***** Extracted data

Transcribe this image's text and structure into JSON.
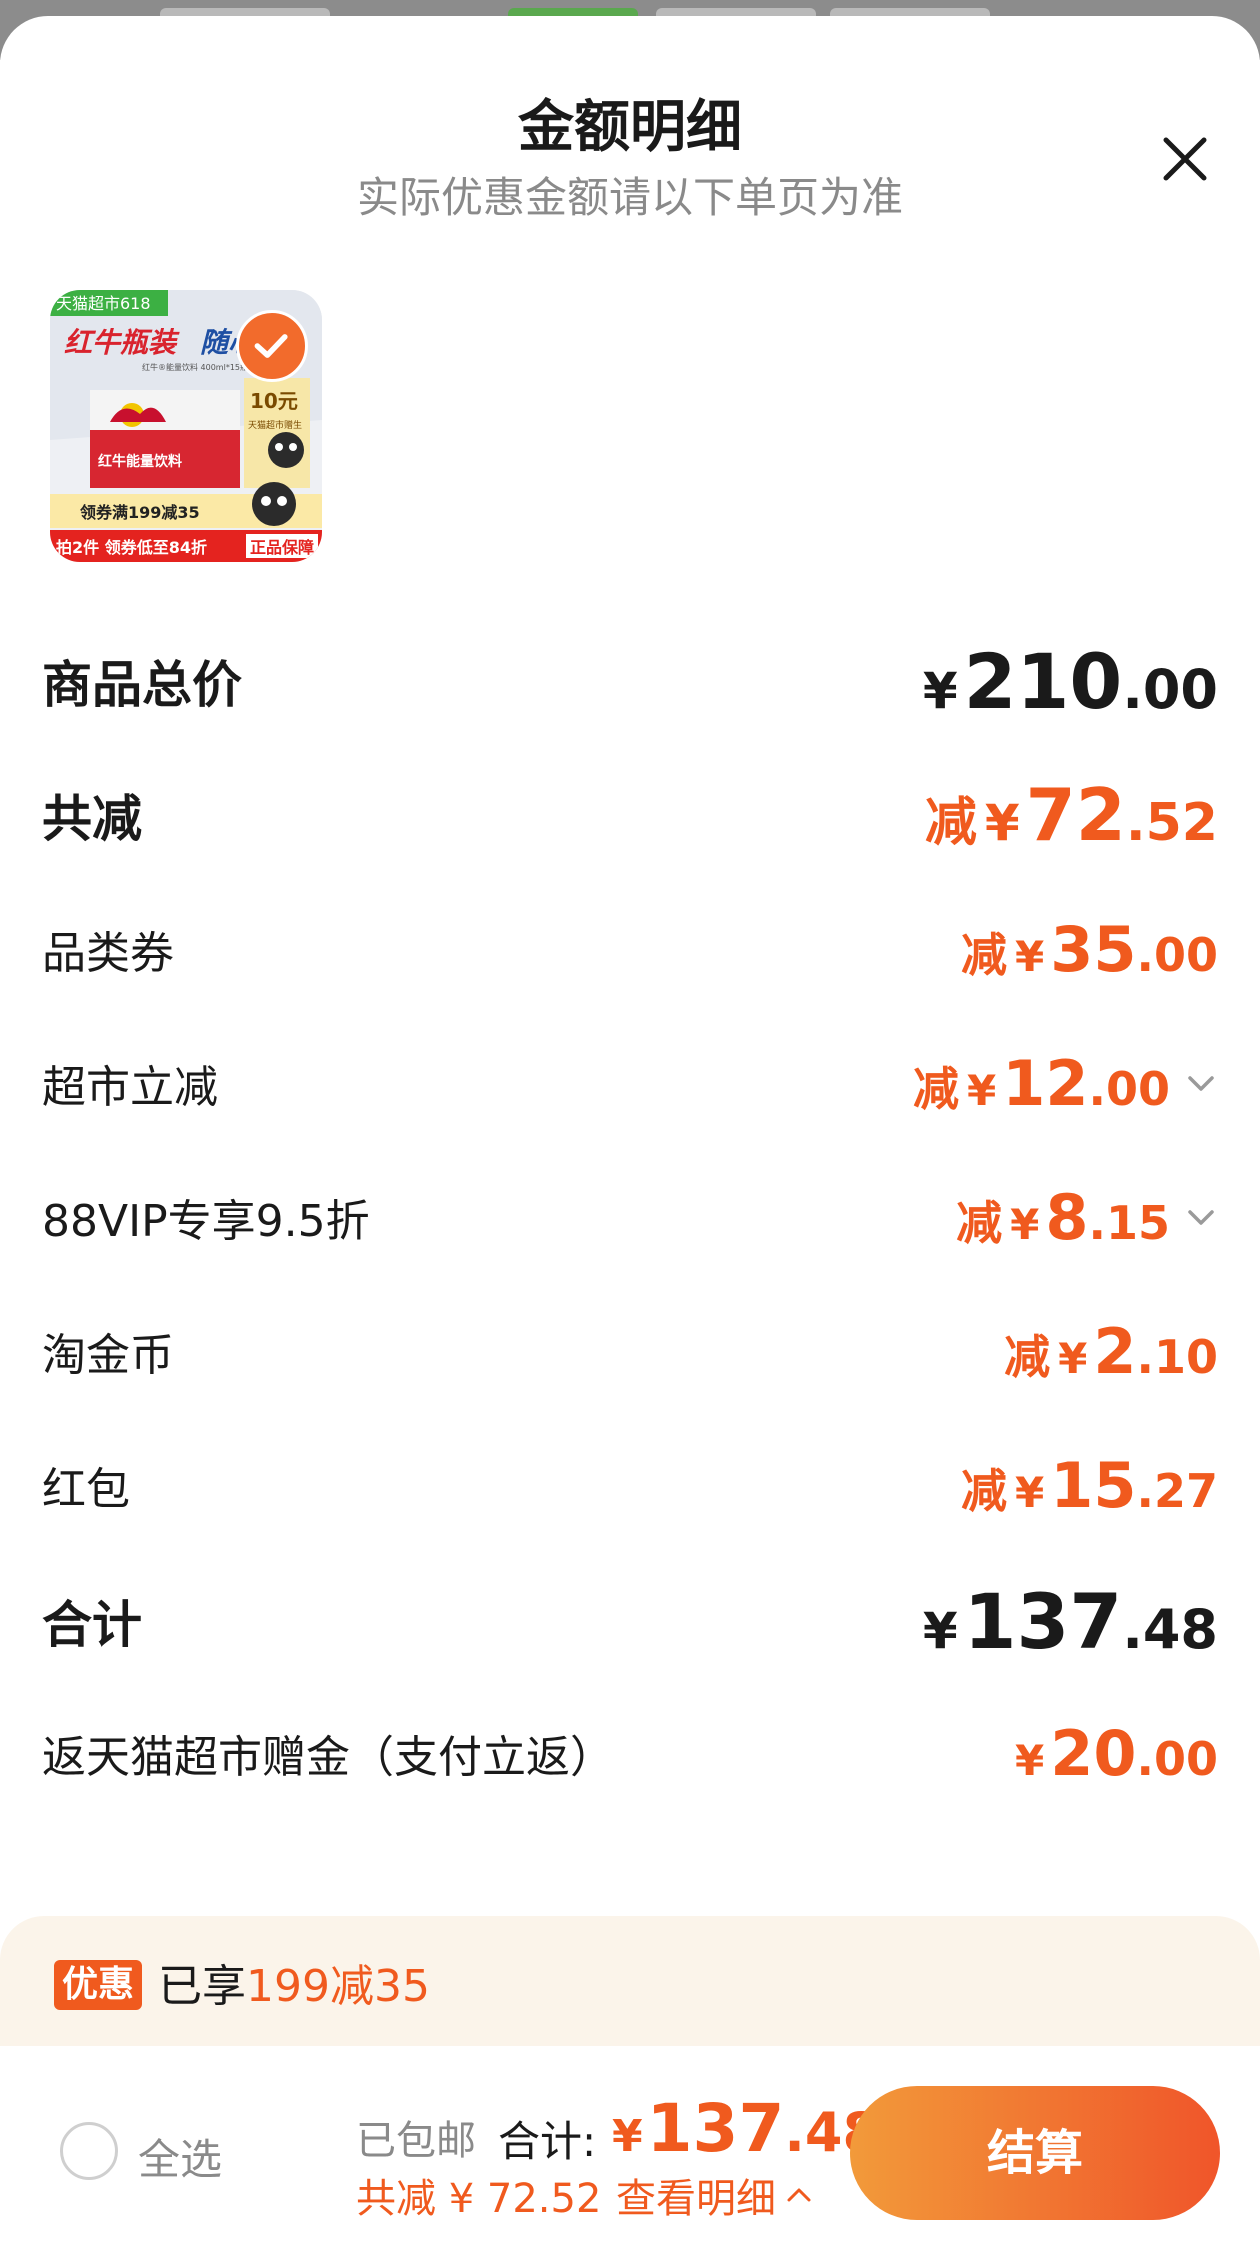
{
  "sheet": {
    "title": "金额明细",
    "subtitle": "实际优惠金额请以下单页为准",
    "close_icon": "close-icon"
  },
  "product": {
    "banner_tag": "天猫超市618",
    "banner_title": "红牛瓶装",
    "banner_title2": "随心",
    "spec": "红牛®能量饮料 400ml*15瓶",
    "box_text": "红牛能量饮料",
    "side_price": "10元",
    "side_note": "天猫超市赠生",
    "coupon_text": "领券满199减35",
    "bottom_text": "拍2件 领券低至84折",
    "guarantee": "正品保障",
    "selected": true
  },
  "rows": [
    {
      "label": "商品总价",
      "prefix": "",
      "currency": "¥",
      "int": "210",
      "dec": ".00"
    },
    {
      "label": "共减",
      "prefix": "减",
      "currency": "¥",
      "int": "72",
      "dec": ".52"
    },
    {
      "label": "品类券",
      "prefix": "减",
      "currency": "¥",
      "int": "35",
      "dec": ".00"
    },
    {
      "label": "超市立减",
      "prefix": "减",
      "currency": "¥",
      "int": "12",
      "dec": ".00",
      "expandable": true
    },
    {
      "label": "88VIP专享9.5折",
      "prefix": "减",
      "currency": "¥",
      "int": "8",
      "dec": ".15",
      "expandable": true
    },
    {
      "label": "淘金币",
      "prefix": "减",
      "currency": "¥",
      "int": "2",
      "dec": ".10"
    },
    {
      "label": "红包",
      "prefix": "减",
      "currency": "¥",
      "int": "15",
      "dec": ".27"
    },
    {
      "label": "合计",
      "prefix": "",
      "currency": "¥",
      "int": "137",
      "dec": ".48"
    },
    {
      "label": "返天猫超市赠金（支付立返）",
      "prefix": "",
      "currency": "¥",
      "int": "20",
      "dec": ".00"
    }
  ],
  "promo": {
    "tag": "优惠",
    "text_prefix": "已享",
    "text_highlight": "199减35"
  },
  "footer": {
    "select_all": "全选",
    "shipping": "已包邮",
    "total_label": "合计:",
    "total_currency": "¥",
    "total_int": "137",
    "total_dec": ".48",
    "saving": "共减 ¥ 72.52",
    "view_detail": "查看明细",
    "checkout": "结算"
  },
  "colors": {
    "accent": "#f05a1e",
    "text": "#1a1a1a",
    "muted": "#8a8a8a",
    "promo_bg": "#fbf4ea"
  }
}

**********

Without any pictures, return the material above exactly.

Transcribe this image's text and structure into JSON.
{
  "sheet": {
    "title": "金额明细",
    "subtitle": "实际优惠金额请以下单页为准",
    "close_icon": "close-icon"
  },
  "product": {
    "banner_tag": "天猫超市618",
    "banner_title": "红牛瓶装",
    "banner_title2": "随心",
    "spec": "红牛®能量饮料 400ml*15瓶",
    "box_text": "红牛能量饮料",
    "side_price": "10元",
    "side_note": "天猫超市赠生",
    "coupon_text": "领券满199减35",
    "bottom_text": "拍2件 领券低至84折",
    "guarantee": "正品保障",
    "selected": true
  },
  "rows": [
    {
      "label": "商品总价",
      "prefix": "",
      "currency": "¥",
      "int": "210",
      "dec": ".00"
    },
    {
      "label": "共减",
      "prefix": "减",
      "currency": "¥",
      "int": "72",
      "dec": ".52"
    },
    {
      "label": "品类券",
      "prefix": "减",
      "currency": "¥",
      "int": "35",
      "dec": ".00"
    },
    {
      "label": "超市立减",
      "prefix": "减",
      "currency": "¥",
      "int": "12",
      "dec": ".00",
      "expandable": true
    },
    {
      "label": "88VIP专享9.5折",
      "prefix": "减",
      "currency": "¥",
      "int": "8",
      "dec": ".15",
      "expandable": true
    },
    {
      "label": "淘金币",
      "prefix": "减",
      "currency": "¥",
      "int": "2",
      "dec": ".10"
    },
    {
      "label": "红包",
      "prefix": "减",
      "currency": "¥",
      "int": "15",
      "dec": ".27"
    },
    {
      "label": "合计",
      "prefix": "",
      "currency": "¥",
      "int": "137",
      "dec": ".48"
    },
    {
      "label": "返天猫超市赠金（支付立返）",
      "prefix": "",
      "currency": "¥",
      "int": "20",
      "dec": ".00"
    }
  ],
  "promo": {
    "tag": "优惠",
    "text_prefix": "已享",
    "text_highlight": "199减35"
  },
  "footer": {
    "select_all": "全选",
    "shipping": "已包邮",
    "total_label": "合计:",
    "total_currency": "¥",
    "total_int": "137",
    "total_dec": ".48",
    "saving": "共减 ¥ 72.52",
    "view_detail": "查看明细",
    "checkout": "结算"
  },
  "colors": {
    "accent": "#f05a1e",
    "text": "#1a1a1a",
    "muted": "#8a8a8a",
    "promo_bg": "#fbf4ea"
  }
}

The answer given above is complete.